The Smartboard is a wonderful tool to use with your students — great for whole group, guided practice, and independent practice exercises. You can also use the Smartboard as a center activity. But after teaching a workshop on “Getting to Know the Smartboard” my teachers had one main concern: “How do we manage the rest of our class while there is only one student who is interacting with the Smartboard at the front of the room? I threw this question back at my teachers and asked them how they would handle the management issue. Here are some of their tips:
- Have the students write examples on their own worksheet that is set up like the Smartboard template. For example, if you are doing a Venn Diagram on the Smartboard, the students should be writing answers in their own Venn Diagram at their desks.
- Create pre-made answers on pieces of paper that they can place in their own Venn Diagrams at their seats (using paper, cut-and-paste).
- At our schools, the teachers have plastic rings that can be hooked together to make a Venn Diagram. The students could use these at their seats for more of a guided practice activity.
- Provide the students sitting at their seats or in the circle with an activity that corresponds to the activity currently taking place on the Smartboard. For example, I have had preschool students singing a song (and learning it) while the student at the Smartboard did an interactive flannel board activity. I played a music CD in the background with the music from Hickory, Dickory Dock. The students sitting in the circle sang while the helper moved the mouse up and down the clock on the Smartboard.
- Give students answers or questions on slips of paper, allowing them to take turns coming up to the Smartboard. This will keep them focused on the lesson as they wait for their turn to come. (This reminds me of the zip-around games) For example, each student is given a part of a plant to label. When it is time for that part to be labeled, the student comes up to the Smartboard and either writes the name of the part or clicks and drags the name of the part.
- Create your own whiteboards for students to use at their desks with laminated white poster board, or have students use individual dry erase boards at their seats. Provide the template for the students to place on top of their “whiteboard.”
- Slide in some heavy paper (or a hard copy of the template) into a three ring binder page protector. Students use dry erase markers to write on their pages.
- Create team activities for use with the Smartboard. Split the class into two teams and let the students take turns from each team to go up to the Smartboard and answer questions (such as math problems).
- Create a classroom job of “Presenter” or “Vanna” in which a student is responsible for helping with the Smartboard presentations for the week (for example, have that student help move the slides in a Powerpoint from one to the next.)
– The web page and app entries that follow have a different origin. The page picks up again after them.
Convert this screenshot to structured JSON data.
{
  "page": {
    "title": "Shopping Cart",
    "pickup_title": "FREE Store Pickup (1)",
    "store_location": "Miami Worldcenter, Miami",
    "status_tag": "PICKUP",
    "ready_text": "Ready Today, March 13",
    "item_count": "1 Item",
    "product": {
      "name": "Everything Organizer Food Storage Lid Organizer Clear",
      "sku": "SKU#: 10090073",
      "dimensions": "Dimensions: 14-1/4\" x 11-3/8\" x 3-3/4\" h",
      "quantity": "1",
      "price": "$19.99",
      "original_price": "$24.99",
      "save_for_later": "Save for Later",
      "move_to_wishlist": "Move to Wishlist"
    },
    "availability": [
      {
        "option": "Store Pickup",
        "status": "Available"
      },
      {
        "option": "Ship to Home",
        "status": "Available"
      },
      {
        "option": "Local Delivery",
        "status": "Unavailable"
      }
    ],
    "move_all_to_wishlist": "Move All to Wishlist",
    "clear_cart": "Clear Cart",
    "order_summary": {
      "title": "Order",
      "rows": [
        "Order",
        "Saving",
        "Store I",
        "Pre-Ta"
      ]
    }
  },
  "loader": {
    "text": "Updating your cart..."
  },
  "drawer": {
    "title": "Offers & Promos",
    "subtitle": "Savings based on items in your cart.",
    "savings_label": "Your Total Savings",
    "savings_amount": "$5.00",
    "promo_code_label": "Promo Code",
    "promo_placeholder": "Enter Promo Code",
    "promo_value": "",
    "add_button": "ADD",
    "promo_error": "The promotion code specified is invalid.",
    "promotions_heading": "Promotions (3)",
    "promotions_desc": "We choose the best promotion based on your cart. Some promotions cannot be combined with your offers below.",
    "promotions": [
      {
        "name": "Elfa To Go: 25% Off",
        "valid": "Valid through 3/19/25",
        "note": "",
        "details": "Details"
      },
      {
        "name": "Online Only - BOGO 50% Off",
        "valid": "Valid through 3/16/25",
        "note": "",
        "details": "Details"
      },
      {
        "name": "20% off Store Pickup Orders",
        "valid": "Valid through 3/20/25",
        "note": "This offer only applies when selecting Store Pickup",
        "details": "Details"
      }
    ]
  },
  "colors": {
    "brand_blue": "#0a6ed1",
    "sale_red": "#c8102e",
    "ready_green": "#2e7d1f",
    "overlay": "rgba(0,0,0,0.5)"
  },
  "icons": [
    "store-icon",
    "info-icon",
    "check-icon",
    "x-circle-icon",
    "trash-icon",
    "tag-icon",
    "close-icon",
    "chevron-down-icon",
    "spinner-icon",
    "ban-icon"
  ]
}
- Create a list of rules and procedures for times when you use the Smartboard. These can parallel your current classroom rules (for example, no talking while a student is working on the Smartboard, listen carefully at all times, be gentle with the Smartboard). Make a sign that you bring out only during Smartboard lessons.
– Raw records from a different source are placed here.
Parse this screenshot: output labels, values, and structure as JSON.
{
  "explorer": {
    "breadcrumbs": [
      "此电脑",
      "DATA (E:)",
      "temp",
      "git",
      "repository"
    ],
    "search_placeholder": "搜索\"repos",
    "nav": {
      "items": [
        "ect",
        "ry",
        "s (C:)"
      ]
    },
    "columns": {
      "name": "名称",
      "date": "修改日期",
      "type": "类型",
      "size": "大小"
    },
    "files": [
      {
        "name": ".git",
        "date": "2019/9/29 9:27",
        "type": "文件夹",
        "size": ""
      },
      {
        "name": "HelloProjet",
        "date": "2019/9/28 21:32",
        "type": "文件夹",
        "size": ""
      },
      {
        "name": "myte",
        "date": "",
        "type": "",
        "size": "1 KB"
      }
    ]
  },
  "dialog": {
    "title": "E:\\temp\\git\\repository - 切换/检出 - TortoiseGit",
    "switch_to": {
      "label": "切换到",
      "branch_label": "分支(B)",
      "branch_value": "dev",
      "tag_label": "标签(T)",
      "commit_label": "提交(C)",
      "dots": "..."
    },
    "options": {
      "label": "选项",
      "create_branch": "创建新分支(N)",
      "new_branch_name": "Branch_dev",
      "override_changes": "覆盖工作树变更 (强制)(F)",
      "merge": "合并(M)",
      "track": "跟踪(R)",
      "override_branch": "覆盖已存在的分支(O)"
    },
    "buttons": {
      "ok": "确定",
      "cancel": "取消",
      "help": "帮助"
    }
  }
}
I truly believe the Smartboard will take the place of the chalkboards or whiteboards currently used in most classrooms. Managing the use of the Smartboard should be viewed as if you were using the chalkboard or whiteboard as you normally do during lessons. As the teacher, preparing students for lessons is key to managing that lesson.